Items listed in a dataset:
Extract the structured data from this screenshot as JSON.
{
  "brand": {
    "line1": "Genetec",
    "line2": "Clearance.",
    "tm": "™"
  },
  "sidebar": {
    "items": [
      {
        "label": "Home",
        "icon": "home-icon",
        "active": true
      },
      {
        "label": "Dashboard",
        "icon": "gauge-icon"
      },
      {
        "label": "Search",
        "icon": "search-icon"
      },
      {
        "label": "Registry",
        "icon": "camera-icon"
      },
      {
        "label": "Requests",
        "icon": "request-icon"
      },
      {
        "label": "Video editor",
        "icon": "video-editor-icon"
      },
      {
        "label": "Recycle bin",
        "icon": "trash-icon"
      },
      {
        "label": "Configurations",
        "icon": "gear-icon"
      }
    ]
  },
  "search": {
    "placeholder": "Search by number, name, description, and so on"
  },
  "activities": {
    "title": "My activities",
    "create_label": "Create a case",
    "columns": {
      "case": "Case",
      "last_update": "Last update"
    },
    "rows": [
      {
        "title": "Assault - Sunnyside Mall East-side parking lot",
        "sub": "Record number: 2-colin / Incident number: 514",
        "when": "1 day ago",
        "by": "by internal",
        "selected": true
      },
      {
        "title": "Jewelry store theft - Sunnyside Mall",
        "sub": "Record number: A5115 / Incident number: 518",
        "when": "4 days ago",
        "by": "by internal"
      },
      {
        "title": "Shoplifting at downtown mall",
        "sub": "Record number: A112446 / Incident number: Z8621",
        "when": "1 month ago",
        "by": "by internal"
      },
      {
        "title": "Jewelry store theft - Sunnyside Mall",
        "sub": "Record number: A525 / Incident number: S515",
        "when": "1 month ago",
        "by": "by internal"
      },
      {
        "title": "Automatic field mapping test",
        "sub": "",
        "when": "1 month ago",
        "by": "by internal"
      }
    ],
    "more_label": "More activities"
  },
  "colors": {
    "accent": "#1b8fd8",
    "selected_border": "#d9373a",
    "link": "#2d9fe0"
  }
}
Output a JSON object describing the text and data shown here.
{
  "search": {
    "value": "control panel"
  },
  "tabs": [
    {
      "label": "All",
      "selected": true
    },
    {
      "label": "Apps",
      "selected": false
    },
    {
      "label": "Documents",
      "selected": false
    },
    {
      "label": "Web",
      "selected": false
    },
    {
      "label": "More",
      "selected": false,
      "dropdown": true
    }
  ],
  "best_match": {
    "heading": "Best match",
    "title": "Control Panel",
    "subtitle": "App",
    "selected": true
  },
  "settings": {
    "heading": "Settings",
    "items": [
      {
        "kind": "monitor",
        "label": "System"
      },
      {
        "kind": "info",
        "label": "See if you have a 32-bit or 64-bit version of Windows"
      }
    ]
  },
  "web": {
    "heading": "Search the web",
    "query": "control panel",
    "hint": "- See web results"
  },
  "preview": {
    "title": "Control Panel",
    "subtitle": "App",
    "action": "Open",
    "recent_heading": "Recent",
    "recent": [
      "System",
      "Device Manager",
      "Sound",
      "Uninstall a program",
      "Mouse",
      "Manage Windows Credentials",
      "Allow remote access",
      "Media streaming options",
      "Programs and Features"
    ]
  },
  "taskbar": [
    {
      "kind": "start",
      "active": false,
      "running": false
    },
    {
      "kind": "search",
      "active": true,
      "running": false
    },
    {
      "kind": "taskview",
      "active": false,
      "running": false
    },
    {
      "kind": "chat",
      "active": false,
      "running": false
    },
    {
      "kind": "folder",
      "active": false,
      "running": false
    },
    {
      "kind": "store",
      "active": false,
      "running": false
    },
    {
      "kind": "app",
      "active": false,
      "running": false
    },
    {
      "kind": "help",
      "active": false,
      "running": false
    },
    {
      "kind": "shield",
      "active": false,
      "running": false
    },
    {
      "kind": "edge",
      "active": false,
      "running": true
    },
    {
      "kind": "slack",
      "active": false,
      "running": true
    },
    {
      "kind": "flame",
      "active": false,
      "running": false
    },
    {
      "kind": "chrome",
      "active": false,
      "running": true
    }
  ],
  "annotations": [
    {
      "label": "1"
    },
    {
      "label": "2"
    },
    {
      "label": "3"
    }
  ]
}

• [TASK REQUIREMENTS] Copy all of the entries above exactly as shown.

• [RESPONSE TO THE TASK]
Extract the structured data from this screenshot as JSON.
{
  "brand": {
    "line1": "Genetec",
    "line2": "Clearance.",
    "tm": "™"
  },
  "sidebar": {
    "items": [
      {
        "label": "Home",
        "icon": "home-icon",
        "active": true
      },
      {
        "label": "Dashboard",
        "icon": "gauge-icon"
      },
      {
        "label": "Search",
        "icon": "search-icon"
      },
      {
        "label": "Registry",
        "icon": "camera-icon"
      },
      {
        "label": "Requests",
        "icon": "request-icon"
      },
      {
        "label": "Video editor",
        "icon": "video-editor-icon"
      },
      {
        "label": "Recycle bin",
        "icon": "trash-icon"
      },
      {
        "label": "Configurations",
        "icon": "gear-icon"
      }
    ]
  },
  "search": {
    "placeholder": "Search by number, name, description, and so on"
  },
  "activities": {
    "title": "My activities",
    "create_label": "Create a case",
    "columns": {
      "case": "Case",
      "last_update": "Last update"
    },
    "rows": [
      {
        "title": "Assault - Sunnyside Mall East-side parking lot",
        "sub": "Record number: 2-colin / Incident number: 514",
        "when": "1 day ago",
        "by": "by internal",
        "selected": true
      },
      {
        "title": "Jewelry store theft - Sunnyside Mall",
        "sub": "Record number: A5115 / Incident number: 518",
        "when": "4 days ago",
        "by": "by internal"
      },
      {
        "title": "Shoplifting at downtown mall",
        "sub": "Record number: A112446 / Incident number: Z8621",
        "when": "1 month ago",
        "by": "by internal"
      },
      {
        "title": "Jewelry store theft - Sunnyside Mall",
        "sub": "Record number: A525 / Incident number: S515",
        "when": "1 month ago",
        "by": "by internal"
      },
      {
        "title": "Automatic field mapping test",
        "sub": "",
        "when": "1 month ago",
        "by": "by internal"
      }
    ],
    "more_label": "More activities"
  },
  "colors": {
    "accent": "#1b8fd8",
    "selected_border": "#d9373a",
    "link": "#2d9fe0"
  }
}
Output a JSON object describing the text and data shown here.
{
  "search": {
    "value": "control panel"
  },
  "tabs": [
    {
      "label": "All",
      "selected": true
    },
    {
      "label": "Apps",
      "selected": false
    },
    {
      "label": "Documents",
      "selected": false
    },
    {
      "label": "Web",
      "selected": false
    },
    {
      "label": "More",
      "selected": false,
      "dropdown": true
    }
  ],
  "best_match": {
    "heading": "Best match",
    "title": "Control Panel",
    "subtitle": "App",
    "selected": true
  },
  "settings": {
    "heading": "Settings",
    "items": [
      {
        "kind": "monitor",
        "label": "System"
      },
      {
        "kind": "info",
        "label": "See if you have a 32-bit or 64-bit version of Windows"
      }
    ]
  },
  "web": {
    "heading": "Search the web",
    "query": "control panel",
    "hint": "- See web results"
  },
  "preview": {
    "title": "Control Panel",
    "subtitle": "App",
    "action": "Open",
    "recent_heading": "Recent",
    "recent": [
      "System",
      "Device Manager",
      "Sound",
      "Uninstall a program",
      "Mouse",
      "Manage Windows Credentials",
      "Allow remote access",
      "Media streaming options",
      "Programs and Features"
    ]
  },
  "taskbar": [
    {
      "kind": "start",
      "active": false,
      "running": false
    },
    {
      "kind": "search",
      "active": true,
      "running": false
    },
    {
      "kind": "taskview",
      "active": false,
      "running": false
    },
    {
      "kind": "chat",
      "active": false,
      "running": false
    },
    {
      "kind": "folder",
      "active": false,
      "running": false
    },
    {
      "kind": "store",
      "active": false,
      "running": false
    },
    {
      "kind": "app",
      "active": false,
      "running": false
    },
    {
      "kind": "help",
      "active": false,
      "running": false
    },
    {
      "kind": "shield",
      "active": false,
      "running": false
    },
    {
      "kind": "edge",
      "active": false,
      "running": true
    },
    {
      "kind": "slack",
      "active": false,
      "running": true
    },
    {
      "kind": "flame",
      "active": false,
      "running": false
    },
    {
      "kind": "chrome",
      "active": false,
      "running": true
    }
  ],
  "annotations": [
    {
      "label": "1"
    },
    {
      "label": "2"
    },
    {
      "label": "3"
    }
  ]
}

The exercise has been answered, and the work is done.